Meanwhile, I like “eloquence” because it implies you’re choosing a game mechanism not because you fetishize a particular design aesthetic, but because it is the right mechanism for the job.
On your blog, you talk a lot about layout. Could you share some tips on how to properly layout prototype (or final version) cards to? What should we be keeping in mind?
Daniel: This is a big question! I’m actually covering a lot of this subject in a presentation for Unpub 5, which I hope will be recorded on video. Generally, for a prototype, your goal is feedback on the game. But people are visual creatures and you’ll get just as many comments on presentation as you will the actual gameplay. The three things to keep in mind for a prototype are clarity for the player, ease of iteration, and an accurate sense of completeness.
On the first point, clarity for the player means having clear text that is easy to read at the expected distance. It also means using visual cues like icons, placeholder art, or colors to make learning and playing the game as easy as possible. Finally, it means using components that fit your gameplay well. With all these things, hopefully players will slide easily down your learning curve and give you constructive feedback on the game itself.
On the second point, I iterate my games very rapidly so I’ve learned some techniques to make that process as simple as possible. Using black and white graphics with minimal ink coverage makes a prototype much more affordable for playtesters to print or re-print. The DataMerge feature in InDesign lets me take a spreadsheet and rapidly export a fully designed deck of cards in minutes.

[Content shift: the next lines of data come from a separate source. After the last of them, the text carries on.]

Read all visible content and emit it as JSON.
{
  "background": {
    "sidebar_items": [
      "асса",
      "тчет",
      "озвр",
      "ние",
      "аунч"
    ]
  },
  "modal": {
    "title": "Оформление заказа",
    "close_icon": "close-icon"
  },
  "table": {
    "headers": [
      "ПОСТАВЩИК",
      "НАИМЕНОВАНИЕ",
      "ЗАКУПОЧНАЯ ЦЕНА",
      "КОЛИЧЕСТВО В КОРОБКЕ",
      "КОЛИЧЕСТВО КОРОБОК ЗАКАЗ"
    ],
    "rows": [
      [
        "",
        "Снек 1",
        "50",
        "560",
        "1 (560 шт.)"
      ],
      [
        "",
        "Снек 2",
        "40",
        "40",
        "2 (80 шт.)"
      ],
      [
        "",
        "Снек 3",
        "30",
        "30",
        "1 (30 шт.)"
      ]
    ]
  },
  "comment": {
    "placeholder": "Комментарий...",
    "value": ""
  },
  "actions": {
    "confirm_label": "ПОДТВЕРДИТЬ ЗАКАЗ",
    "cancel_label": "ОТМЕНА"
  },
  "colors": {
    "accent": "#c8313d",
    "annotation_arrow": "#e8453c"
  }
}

Third, you never want your prototype to look more finished than your game. My years in graphic design business really urge me to make a game look 100% polished, but I learned that this leads to unfair expectations. The feedback I get for a good-looking but unfinished game is less constructive because playtesters assume the process is too far-gone for fundamental changes to the game. That is not the impression you want to give if your game is going to improve.
Boy, I sure do ramble. Go read the rest!